Central emerges from bankrupt parent

Sunday, December 1, 2002

CHARLOTTE, N.C. - An interactive central station here has emerged as a new company after it was bought by a group of investors while its former parent company works its way through Chapter 11 reorganization.

Interactive Security Corp., which began operating under its new name in late summer, now monitors about 500 accounts, a portion of which it has been signing on over the past few months, said Gerald Hotopp, president and general manager of ISC.

Some of the company's clients include Duke Energy, Crown Central Petroleum and Whitehall Jewelers, Hotopp said. The bulk of the accounts stem from the business of ISC's former parent, Fullerton, Calif-based Intellisec, a systems integrator which in April filed for Chapter 11 bankruptcy protection.

ISC, which is the only operating unit of its parent, Interactive Business Solutions Inc., employs 21 people at its central monitoring station here. Eleven of those employees form the monitoring team, 95 percent of which have law enforcement backgrounds, Hotopp said.

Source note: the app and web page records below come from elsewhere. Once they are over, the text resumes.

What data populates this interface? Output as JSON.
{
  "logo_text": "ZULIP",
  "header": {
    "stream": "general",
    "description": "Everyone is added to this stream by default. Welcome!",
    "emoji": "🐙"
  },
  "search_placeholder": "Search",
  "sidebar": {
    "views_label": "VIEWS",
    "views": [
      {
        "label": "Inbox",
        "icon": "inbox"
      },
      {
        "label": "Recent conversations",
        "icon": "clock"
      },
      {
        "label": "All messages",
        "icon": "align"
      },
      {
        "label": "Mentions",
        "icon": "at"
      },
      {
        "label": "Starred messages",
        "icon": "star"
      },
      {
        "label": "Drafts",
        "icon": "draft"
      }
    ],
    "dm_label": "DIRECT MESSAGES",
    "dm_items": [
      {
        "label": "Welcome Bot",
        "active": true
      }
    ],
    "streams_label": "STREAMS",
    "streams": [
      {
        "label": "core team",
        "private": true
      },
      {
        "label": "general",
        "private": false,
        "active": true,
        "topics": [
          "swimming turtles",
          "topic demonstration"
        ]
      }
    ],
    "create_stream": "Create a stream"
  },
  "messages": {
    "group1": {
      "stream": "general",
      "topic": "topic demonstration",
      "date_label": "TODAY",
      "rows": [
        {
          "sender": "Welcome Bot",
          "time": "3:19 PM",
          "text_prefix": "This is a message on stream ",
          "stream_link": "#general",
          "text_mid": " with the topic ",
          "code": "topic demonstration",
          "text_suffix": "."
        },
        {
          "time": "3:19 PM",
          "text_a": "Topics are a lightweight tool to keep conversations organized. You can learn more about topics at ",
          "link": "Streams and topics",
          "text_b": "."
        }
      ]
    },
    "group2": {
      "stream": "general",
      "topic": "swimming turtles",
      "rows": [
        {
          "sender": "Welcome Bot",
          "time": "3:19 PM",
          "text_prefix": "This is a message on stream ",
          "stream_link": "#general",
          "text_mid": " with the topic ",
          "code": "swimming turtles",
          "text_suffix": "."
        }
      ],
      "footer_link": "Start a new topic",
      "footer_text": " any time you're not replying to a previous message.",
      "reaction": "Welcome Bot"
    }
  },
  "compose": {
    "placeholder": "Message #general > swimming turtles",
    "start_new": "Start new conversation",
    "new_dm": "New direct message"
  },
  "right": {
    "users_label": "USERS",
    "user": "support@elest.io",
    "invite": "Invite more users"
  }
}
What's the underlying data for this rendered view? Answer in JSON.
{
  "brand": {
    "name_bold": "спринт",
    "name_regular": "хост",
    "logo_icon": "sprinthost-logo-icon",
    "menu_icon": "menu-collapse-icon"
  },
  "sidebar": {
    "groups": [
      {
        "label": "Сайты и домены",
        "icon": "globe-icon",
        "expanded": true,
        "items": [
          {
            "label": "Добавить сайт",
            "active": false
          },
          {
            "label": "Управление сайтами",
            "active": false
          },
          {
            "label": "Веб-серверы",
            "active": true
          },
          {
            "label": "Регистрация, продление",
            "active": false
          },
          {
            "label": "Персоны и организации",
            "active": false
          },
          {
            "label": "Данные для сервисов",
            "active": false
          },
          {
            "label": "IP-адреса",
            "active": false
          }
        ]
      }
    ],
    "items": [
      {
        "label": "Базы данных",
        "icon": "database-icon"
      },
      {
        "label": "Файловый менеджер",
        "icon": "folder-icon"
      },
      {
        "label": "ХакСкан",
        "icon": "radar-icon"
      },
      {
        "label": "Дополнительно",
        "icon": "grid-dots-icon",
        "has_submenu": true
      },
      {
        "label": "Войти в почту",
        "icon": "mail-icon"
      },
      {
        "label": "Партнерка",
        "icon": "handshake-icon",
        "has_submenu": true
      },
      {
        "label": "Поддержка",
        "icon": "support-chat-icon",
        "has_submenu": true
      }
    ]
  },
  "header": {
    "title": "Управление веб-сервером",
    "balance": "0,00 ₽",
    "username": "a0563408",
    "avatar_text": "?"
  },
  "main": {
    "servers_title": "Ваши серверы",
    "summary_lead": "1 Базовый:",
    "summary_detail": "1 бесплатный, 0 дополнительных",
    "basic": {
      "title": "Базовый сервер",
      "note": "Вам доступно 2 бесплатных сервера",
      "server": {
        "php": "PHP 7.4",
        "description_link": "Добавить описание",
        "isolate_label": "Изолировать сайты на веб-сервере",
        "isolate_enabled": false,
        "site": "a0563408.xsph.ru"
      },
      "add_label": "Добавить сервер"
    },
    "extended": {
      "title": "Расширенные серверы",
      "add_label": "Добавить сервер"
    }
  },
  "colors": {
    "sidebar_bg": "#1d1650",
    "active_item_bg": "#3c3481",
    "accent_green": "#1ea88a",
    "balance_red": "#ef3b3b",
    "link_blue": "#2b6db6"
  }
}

Although the central station has been up and running for the past four years in its 6,000-square-foot location here, ISC has big plans for its first year of operations under new ownership, including doubling the company's monthly recurring revenue as well as its annual revenue. The company is also pursuing its Underwriter's Laboratories listing, which it expects to garner in the second quarter of 2003, despite the fact that UL has no provisions for interactive monitoring operations like ISC, Hotopp said. The facility was built to UL specifications, he said.

Having employees with a law enforcement background is indispensable when making a determination of how to intervene in a situation and whether to dispatch authorities, Hotopp said.

"We do a video surveillance of the property and make a determination based on what we see and what we hear before we will invalidate an alarm," Hotopp said. These positions garner higher salaries than industry averages, which helps to keep dispatcher attrition at a level close to zero, he said. Hotopp, formerly vice president of Intellisec's interactive region, was chief of police of two different police departments and has a 30-year career in law enforcement.

The central station's employees undergo an extensive training process, which includes an initial period of 90 days; before that process begins, employees sign a letter of understanding about the conditions of employment.

"During that period we assess their ability to handle various situations as intervention specialists, "Hotopp said. After that, the next nine months consist of on the job training, he said.

The company has already joined associations such as the Central Station Alarm Association, the American Society of Industrial Security, as well as groups that represent building owner and manager community to get its message out. The company's website, www.interactivemonitoring.com, also serves as a sales tool to reach many vertical markets, he said.

"We are looking into a wide, wide market where we can adapt our technology to schools, child care centers, senior citizen homes, the hospitality and hospital markets," Hotopp said.